“It is my opinion that too much has been done for the people. Under such treatment the people have grown worse instead of better, and we must now try what independent exertion, and the operation of natural causes, can do. … I shall rest after two years of such continuous hard work in public service, as I have never had in my life.”
Then, having vacationed in France, he added: “[The] problem of Irish overpopulation being altogether beyond the power of man, the cure had been supplied by the direct stroke of an all-wise Providence.”
The British historian Charles Kingsley, who accompanied the Queen on her gracious and glorious visit, wrote: “I am daunted by the human chimpanzees I saw along that 100 miles of horrible country. I don’t believe they are our fault. I believe that there are not only many more of them than of old, but that they are happier, better and more comfortably fed and lodged under our rule than they ever were. But to see white chimpanzees is dreadful; if they were black, one would not feel it so much.”
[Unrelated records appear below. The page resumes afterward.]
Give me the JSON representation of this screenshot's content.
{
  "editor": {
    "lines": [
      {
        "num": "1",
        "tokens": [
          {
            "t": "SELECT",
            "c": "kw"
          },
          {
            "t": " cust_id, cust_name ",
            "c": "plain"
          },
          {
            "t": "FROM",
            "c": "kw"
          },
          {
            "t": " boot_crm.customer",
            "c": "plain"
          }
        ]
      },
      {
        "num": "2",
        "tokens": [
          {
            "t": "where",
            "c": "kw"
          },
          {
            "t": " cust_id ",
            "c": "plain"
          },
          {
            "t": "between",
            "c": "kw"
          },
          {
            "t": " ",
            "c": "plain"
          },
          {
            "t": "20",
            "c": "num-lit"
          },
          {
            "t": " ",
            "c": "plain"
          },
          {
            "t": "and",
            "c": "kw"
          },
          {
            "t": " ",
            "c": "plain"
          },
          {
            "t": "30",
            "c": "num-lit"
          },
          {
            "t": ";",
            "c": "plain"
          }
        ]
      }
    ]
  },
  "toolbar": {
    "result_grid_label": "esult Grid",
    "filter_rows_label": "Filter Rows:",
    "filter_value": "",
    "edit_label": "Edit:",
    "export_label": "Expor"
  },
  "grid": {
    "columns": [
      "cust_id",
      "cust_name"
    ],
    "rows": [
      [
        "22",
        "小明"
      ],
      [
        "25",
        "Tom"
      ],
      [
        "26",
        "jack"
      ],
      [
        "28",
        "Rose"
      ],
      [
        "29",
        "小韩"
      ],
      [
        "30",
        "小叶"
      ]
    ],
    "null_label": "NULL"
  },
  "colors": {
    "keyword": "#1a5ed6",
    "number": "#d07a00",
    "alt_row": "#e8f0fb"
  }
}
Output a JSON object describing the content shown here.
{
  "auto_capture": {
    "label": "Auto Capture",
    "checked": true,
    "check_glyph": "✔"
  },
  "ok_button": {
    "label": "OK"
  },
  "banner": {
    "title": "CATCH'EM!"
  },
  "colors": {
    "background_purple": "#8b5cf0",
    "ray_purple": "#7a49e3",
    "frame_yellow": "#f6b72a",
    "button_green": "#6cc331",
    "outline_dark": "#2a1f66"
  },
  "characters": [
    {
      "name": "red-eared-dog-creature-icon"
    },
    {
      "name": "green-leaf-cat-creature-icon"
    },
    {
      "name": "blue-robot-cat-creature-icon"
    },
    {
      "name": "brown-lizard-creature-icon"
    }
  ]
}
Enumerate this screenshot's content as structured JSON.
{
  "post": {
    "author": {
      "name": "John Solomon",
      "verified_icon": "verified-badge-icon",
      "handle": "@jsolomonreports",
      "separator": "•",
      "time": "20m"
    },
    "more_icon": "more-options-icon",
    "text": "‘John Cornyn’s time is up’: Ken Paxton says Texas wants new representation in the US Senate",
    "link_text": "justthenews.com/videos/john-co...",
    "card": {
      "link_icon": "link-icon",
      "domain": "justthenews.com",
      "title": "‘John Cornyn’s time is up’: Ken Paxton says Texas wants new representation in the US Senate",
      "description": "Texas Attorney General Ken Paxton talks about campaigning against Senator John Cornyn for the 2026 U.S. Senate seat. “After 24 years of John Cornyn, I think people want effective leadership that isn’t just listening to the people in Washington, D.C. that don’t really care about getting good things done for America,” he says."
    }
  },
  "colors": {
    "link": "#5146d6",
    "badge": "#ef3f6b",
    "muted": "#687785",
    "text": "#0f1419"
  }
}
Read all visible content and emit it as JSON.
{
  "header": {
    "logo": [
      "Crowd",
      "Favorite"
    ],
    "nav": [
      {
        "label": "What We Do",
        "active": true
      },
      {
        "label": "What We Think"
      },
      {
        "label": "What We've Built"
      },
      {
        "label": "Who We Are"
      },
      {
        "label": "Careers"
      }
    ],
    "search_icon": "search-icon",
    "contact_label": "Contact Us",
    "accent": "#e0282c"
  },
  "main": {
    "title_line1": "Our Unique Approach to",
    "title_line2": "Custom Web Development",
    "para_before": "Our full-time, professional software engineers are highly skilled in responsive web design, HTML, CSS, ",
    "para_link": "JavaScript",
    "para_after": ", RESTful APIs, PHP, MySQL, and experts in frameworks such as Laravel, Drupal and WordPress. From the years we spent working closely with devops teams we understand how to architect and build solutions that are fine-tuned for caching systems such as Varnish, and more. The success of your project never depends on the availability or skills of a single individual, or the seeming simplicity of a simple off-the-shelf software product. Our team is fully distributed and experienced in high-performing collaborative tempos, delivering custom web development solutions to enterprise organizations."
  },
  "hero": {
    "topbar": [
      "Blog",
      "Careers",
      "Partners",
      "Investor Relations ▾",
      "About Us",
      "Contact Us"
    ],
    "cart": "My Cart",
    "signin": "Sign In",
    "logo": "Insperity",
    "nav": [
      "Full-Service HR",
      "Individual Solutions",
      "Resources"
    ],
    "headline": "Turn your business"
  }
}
References and notes
1. The Life and Letters of Charles Darwin, D. Appleton and Co., London, 2:81–82, 1911.
2. Darwin, C., On the Origin of Species, 2nd edition, John Murray, London, chapter 15, 1860.
3. See Grigg, R., Darwin’s quisling, Creation 22(1):50–51, 1999.
4. See Grigg, R., Darwinism: it was all in the family, Creation 26(1):16–18, 2003; and Grigg, R.,
Darwin’s illegitimate brainchild, Creation 26(2):39–41, 2004.
5. Some claimed that the ‘white races’ were descended from Adam and Eve but that God had created the
non-whites separately (polygenesis). See Grigg, R., Were there human beings on Earth before Adam?
Creation 24(4):42–45, 2002.
6. Wohl, Anthony (Prof. of History at Vassar College), Racism and anti-Irish prejudice in Victorian England,
www.victorianweb.org/history/race/Racism.html, 22 January 2004.
7. Encyclopaedia Britannica 17:387, 1992.
8. Curtis, L.P. Jr., Anglo-Saxons and Celts, Univ. of Bridgeport, Connecticut, USA, p. 84, 1968.
9. Batten, D., What! no potatoes? Creation 21(1):12–14, 1998.